Data records:
%%

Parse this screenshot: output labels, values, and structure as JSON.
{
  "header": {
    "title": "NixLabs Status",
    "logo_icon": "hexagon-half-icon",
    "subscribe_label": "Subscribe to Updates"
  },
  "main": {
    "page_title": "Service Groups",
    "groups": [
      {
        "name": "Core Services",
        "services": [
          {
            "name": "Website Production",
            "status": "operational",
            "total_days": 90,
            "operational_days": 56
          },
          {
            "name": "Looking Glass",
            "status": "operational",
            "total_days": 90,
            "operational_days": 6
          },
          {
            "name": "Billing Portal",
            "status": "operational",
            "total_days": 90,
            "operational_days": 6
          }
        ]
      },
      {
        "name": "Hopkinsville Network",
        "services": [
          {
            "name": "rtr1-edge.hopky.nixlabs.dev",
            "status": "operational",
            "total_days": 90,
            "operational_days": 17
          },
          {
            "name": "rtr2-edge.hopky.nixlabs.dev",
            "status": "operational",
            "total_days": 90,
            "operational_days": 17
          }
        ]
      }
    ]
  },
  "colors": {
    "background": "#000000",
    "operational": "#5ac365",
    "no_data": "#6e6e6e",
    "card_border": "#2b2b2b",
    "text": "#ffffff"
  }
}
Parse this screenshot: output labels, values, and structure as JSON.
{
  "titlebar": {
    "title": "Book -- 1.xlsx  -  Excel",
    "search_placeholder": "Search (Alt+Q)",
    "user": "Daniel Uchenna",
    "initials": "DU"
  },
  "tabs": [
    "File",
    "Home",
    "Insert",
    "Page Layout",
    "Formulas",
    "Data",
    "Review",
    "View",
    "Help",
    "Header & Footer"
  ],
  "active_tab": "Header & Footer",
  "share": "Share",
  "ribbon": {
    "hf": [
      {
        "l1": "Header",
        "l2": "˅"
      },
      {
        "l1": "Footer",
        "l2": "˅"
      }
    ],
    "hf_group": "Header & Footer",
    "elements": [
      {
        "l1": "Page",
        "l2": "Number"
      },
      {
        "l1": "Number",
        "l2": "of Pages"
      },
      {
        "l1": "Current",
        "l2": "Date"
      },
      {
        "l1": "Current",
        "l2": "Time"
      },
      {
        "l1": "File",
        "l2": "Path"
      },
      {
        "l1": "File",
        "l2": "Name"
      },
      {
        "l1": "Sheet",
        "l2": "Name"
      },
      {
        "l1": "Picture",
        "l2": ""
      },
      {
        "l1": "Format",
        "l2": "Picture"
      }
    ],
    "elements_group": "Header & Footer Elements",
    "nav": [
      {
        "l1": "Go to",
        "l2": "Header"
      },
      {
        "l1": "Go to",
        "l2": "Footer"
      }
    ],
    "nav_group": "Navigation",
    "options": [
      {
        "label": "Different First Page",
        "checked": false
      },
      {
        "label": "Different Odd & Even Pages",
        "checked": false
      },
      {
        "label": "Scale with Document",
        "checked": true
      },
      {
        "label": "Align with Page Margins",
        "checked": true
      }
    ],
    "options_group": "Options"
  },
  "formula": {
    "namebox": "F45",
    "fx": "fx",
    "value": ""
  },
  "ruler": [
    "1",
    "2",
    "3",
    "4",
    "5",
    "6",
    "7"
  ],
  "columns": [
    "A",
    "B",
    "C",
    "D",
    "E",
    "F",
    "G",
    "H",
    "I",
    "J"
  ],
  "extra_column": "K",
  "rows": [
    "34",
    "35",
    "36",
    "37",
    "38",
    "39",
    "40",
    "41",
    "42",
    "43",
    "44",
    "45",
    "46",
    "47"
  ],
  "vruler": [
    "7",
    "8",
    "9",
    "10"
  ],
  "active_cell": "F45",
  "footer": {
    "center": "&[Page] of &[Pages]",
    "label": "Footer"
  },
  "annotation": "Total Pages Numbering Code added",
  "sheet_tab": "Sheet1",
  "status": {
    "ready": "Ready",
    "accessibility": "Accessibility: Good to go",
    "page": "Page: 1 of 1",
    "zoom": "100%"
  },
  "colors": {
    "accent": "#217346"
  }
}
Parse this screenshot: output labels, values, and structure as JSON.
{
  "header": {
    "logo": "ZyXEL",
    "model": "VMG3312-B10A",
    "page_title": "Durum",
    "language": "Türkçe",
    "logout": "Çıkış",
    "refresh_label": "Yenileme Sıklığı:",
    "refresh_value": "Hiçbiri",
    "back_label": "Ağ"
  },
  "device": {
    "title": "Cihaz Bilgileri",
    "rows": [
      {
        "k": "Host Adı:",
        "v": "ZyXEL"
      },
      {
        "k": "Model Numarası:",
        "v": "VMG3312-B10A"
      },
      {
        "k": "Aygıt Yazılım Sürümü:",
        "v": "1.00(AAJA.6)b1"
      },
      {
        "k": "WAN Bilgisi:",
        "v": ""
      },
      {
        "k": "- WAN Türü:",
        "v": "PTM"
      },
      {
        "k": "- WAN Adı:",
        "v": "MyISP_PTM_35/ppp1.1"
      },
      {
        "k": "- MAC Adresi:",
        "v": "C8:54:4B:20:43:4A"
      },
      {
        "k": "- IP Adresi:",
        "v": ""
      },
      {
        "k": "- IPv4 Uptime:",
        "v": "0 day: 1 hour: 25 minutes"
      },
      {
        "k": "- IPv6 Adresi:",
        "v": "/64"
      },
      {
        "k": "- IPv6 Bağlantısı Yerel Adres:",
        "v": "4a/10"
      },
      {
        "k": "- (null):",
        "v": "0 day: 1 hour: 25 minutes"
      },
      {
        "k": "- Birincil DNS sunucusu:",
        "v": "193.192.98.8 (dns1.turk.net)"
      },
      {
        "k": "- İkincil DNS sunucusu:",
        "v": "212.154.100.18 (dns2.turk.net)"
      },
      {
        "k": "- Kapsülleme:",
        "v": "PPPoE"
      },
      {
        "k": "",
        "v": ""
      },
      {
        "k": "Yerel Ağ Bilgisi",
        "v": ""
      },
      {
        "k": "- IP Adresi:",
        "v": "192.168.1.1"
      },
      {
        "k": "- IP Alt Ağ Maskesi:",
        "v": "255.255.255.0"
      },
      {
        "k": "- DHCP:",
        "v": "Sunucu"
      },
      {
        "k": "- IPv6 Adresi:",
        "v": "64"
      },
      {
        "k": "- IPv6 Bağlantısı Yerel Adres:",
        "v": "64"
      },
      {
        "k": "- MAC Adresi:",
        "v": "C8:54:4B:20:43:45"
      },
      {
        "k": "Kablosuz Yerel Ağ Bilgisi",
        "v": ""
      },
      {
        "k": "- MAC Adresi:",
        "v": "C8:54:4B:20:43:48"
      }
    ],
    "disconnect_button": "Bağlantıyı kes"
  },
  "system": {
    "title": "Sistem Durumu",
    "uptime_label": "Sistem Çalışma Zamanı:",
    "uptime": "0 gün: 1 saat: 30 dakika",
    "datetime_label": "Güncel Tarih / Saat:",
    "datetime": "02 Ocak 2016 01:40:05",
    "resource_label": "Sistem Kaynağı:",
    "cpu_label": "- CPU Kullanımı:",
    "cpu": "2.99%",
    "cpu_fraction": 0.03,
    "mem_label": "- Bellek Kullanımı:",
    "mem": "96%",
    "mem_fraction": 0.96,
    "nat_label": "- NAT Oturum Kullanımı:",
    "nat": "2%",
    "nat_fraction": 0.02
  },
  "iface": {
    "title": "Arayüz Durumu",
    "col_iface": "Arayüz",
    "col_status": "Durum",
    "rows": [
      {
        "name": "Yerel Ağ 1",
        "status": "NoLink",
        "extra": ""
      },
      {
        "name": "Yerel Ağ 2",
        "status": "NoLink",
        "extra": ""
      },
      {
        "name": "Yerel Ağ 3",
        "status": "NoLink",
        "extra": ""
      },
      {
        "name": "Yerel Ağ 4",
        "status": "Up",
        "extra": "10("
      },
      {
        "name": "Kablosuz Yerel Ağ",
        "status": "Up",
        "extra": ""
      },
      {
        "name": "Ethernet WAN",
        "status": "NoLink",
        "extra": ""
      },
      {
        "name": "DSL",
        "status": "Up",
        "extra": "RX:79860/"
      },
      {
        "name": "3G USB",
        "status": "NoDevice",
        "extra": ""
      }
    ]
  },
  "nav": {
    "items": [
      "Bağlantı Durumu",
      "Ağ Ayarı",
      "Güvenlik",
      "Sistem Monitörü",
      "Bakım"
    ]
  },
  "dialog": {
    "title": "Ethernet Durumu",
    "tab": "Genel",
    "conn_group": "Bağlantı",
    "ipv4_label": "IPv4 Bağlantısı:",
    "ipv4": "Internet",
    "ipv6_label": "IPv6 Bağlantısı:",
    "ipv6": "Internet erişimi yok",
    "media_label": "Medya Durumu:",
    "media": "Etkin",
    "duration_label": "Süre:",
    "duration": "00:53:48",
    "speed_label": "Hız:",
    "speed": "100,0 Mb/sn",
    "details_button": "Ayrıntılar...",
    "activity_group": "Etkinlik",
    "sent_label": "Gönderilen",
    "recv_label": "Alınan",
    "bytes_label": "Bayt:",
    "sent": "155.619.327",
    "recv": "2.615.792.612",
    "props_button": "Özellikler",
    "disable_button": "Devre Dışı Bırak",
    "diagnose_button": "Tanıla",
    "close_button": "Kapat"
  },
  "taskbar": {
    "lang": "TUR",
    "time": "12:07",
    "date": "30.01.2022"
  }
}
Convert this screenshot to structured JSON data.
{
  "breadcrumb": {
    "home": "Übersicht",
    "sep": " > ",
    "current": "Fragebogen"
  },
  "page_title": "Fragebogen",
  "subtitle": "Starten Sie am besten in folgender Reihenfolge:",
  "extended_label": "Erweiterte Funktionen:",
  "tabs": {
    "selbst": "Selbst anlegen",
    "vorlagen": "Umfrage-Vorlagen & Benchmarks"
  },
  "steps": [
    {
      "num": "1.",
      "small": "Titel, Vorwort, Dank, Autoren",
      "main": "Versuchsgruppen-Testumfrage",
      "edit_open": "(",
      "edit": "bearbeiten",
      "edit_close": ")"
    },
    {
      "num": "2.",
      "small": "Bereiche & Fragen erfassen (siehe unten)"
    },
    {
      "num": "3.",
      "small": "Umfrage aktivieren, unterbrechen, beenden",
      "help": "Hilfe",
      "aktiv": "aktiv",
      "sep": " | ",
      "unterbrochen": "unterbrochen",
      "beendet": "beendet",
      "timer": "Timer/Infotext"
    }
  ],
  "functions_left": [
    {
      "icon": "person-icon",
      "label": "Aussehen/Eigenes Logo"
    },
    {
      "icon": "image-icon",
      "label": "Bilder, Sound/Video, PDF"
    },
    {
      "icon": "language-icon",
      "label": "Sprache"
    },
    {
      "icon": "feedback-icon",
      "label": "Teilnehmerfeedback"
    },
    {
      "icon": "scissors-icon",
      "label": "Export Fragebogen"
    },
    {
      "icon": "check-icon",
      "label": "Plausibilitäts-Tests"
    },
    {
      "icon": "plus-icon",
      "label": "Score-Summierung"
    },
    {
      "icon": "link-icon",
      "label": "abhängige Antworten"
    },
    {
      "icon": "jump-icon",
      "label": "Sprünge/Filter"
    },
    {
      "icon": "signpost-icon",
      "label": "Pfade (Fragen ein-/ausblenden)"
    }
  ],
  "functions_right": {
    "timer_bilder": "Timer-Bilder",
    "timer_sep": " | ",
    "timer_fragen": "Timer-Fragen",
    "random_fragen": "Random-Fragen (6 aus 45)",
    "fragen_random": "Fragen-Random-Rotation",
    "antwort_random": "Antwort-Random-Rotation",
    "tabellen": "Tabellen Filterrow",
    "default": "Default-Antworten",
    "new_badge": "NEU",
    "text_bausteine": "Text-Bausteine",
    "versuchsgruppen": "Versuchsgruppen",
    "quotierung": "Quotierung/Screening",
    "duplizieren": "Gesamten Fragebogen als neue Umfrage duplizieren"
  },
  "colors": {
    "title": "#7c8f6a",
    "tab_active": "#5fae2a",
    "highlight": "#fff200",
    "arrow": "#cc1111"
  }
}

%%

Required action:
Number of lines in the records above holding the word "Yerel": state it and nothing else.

Response to the task:
9